Differences Between XHTML, HTML, and XML

XHTML is HTML 4.0 Written in XML Format
On January 26, 2000, the W3C announced that HTML 4 has been reformulated into XHTML 1.0. XHTML is HTML 4 written as an XML application.

There are two primary parts to XHTML:

HTML 4 is a markup language used for displaying text and documents across different platforms and machines. It was originally intended for a very specific audience, and has expanded to include hypertext, multimedia, as well as the style of the documents displayed.

XML is an extensible markup language that was developed to retain the flexibility and power of HTML while reducing most of the complexity.

XHTML combines the flexibility of HTML with the extensibility of XML.

Benefits of XHTML

A painless transition to more advanced technology

The web is moving to
XML, a powerfully enabling technology. Writing well–formed, valid XHTML pages is the easiest way to begin this transition. All it takes is learning a few simple rules of XHTML markup.
Cleaner, more logical markup
XHTML brings uniformity to document structure. The rules of XHTML help restore the structural integrity of documents that was lost during the web’s rapid commercial expansion between 1994 and 2001. This is critical for large organizations such as ours, whose web pages must interface with logically–marked–up documents in legacy systems and databases.

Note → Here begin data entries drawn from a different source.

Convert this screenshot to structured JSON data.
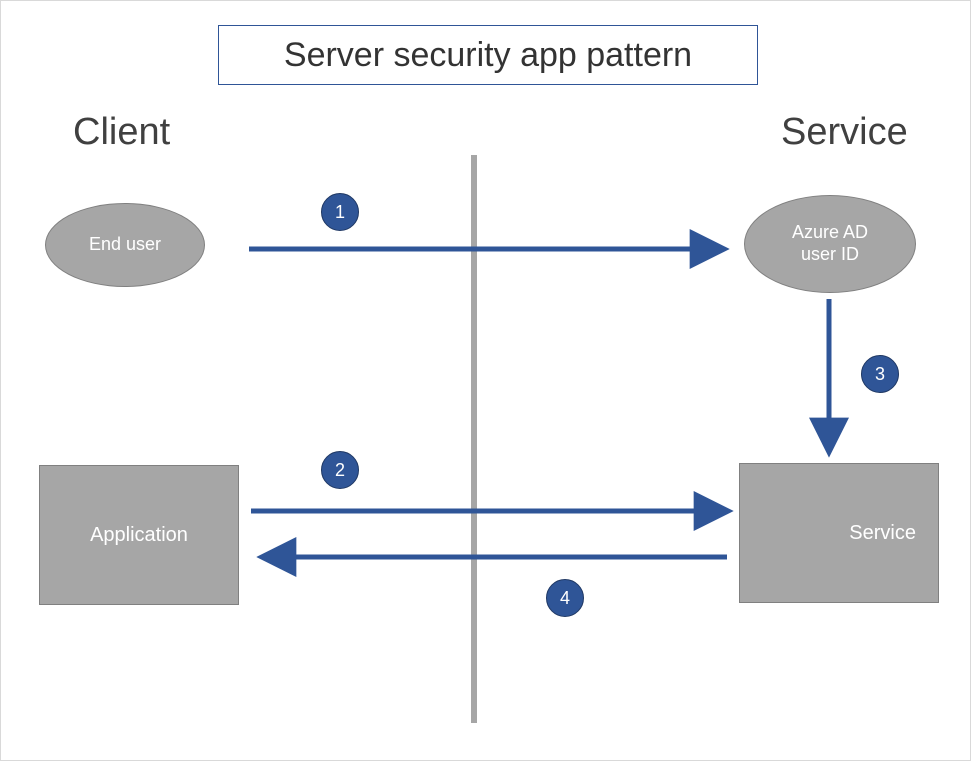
{
  "title": "Server security app pattern",
  "regions": {
    "client": "Client",
    "service": "Service"
  },
  "nodes": {
    "end_user": "End user",
    "azure_ad": "Azure AD\nuser ID",
    "application": "Application",
    "service_box": "Service"
  },
  "steps": {
    "s1": "1",
    "s2": "2",
    "s3": "3",
    "s4": "4"
  },
  "chart_data": {
    "type": "flow_diagram",
    "title": "Server security app pattern",
    "regions": [
      {
        "id": "client",
        "label": "Client",
        "side": "left"
      },
      {
        "id": "service",
        "label": "Service",
        "side": "right"
      }
    ],
    "nodes": [
      {
        "id": "end_user",
        "label": "End user",
        "shape": "ellipse",
        "region": "client"
      },
      {
        "id": "azure_ad",
        "label": "Azure AD user ID",
        "shape": "ellipse",
        "region": "service"
      },
      {
        "id": "application",
        "label": "Application",
        "shape": "rect",
        "region": "client"
      },
      {
        "id": "service_box",
        "label": "Service",
        "shape": "rect",
        "region": "service"
      }
    ],
    "edges": [
      {
        "step": 1,
        "from": "end_user",
        "to": "azure_ad",
        "direction": "right"
      },
      {
        "step": 2,
        "from": "application",
        "to": "service_box",
        "direction": "right"
      },
      {
        "step": 3,
        "from": "azure_ad",
        "to": "service_box",
        "direction": "down"
      },
      {
        "step": 4,
        "from": "service_box",
        "to": "application",
        "direction": "left"
      }
    ],
    "colors": {
      "accent": "#2f5597",
      "node_fill": "#a6a6a6",
      "node_text": "#ffffff"
    }
  }
}
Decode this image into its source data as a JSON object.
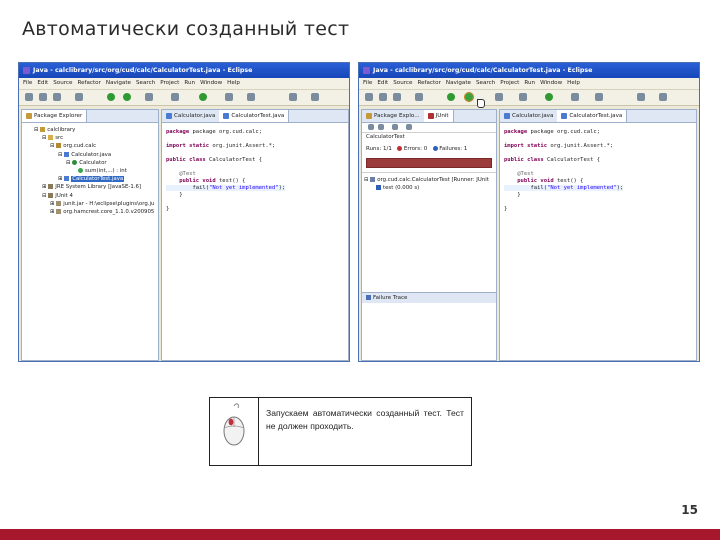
{
  "slide": {
    "title": "Автоматически созданный тест",
    "page_number": "15",
    "accent_color": "#a8182c"
  },
  "left_window": {
    "title": "Java - calclibrary/src/org/cud/calc/CalculatorTest.java - Eclipse",
    "menu": [
      "File",
      "Edit",
      "Source",
      "Refactor",
      "Navigate",
      "Search",
      "Project",
      "Run",
      "Window",
      "Help"
    ],
    "explorer_tab": "Package Explorer",
    "tree": [
      {
        "label": "calclibrary"
      },
      {
        "label": "src"
      },
      {
        "label": "org.cud.calc"
      },
      {
        "label": "Calculator.java"
      },
      {
        "label": "Calculator"
      },
      {
        "label": "sum(int,...) : int"
      },
      {
        "label": "CalculatorTest.java"
      },
      {
        "label": "JRE System Library [JavaSE-1.6]"
      },
      {
        "label": "JUnit 4"
      },
      {
        "label": "junit.jar - H:\\eclipse\\plugins\\org.ju"
      },
      {
        "label": "org.hamcrest.core_1.1.0.v200905"
      }
    ],
    "editor_tabs": [
      "Calculator.java",
      "CalculatorTest.java"
    ]
  },
  "right_window": {
    "title": "Java - calclibrary/src/org/cud/calc/CalculatorTest.java - Eclipse",
    "menu": [
      "File",
      "Edit",
      "Source",
      "Refactor",
      "Navigate",
      "Search",
      "Project",
      "Run",
      "Window",
      "Help"
    ],
    "view_tabs": [
      "Package Explo...",
      "JUnit"
    ],
    "junit_header": "CalculatorTest",
    "runs_label": "Runs:",
    "runs_value": "1/1",
    "errors_label": "Errors:",
    "errors_value": "0",
    "failures_label": "Failures:",
    "failures_value": "1",
    "result_tree": [
      {
        "label": "org.cud.calc.CalculatorTest [Runner: JUnit"
      },
      {
        "label": "test (0.000 s)"
      }
    ],
    "failure_trace_label": "Failure Trace",
    "editor_tabs": [
      "Calculator.java",
      "CalculatorTest.java"
    ]
  },
  "code": {
    "line1": "package org.cud.calc;",
    "line2_kw": "import static",
    "line2_rest": " org.junit.Assert.*;",
    "line3_kw": "public class",
    "line3_rest": " CalculatorTest {",
    "line4": "@Test",
    "line5_kw": "public void",
    "line5_rest": " test() {",
    "line6_fn": "fail(",
    "line6_str": "\"Not yet implemented\"",
    "line6_end": ");",
    "line7": "}",
    "line8": "}"
  },
  "info": {
    "text": "Запускаем автоматически созданный тест. Тест не должен проходить.",
    "icon": "mouse-icon"
  }
}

Increased interoperability
Unlike old–style HTML pages, valid, well–formed XHTML documents can easily be “transported” to wireless devices, Braille readers and other specialized web environments. Moreover, XHTML’s insistence on clean, rule–based markup helps us avoid the kind of errors that can make web pages fail even in traditional browsers like Microsoft Internet Explorer, Netscape Navigator, and Opera Software’s Opera browser.

Greater accessibility
Because they follow strict rules and avoid non–standard markup, well–authored XHTML pages are more accessible than old–school HTML pages, helping the library comply with
U.S. laws and accessibility guidelines.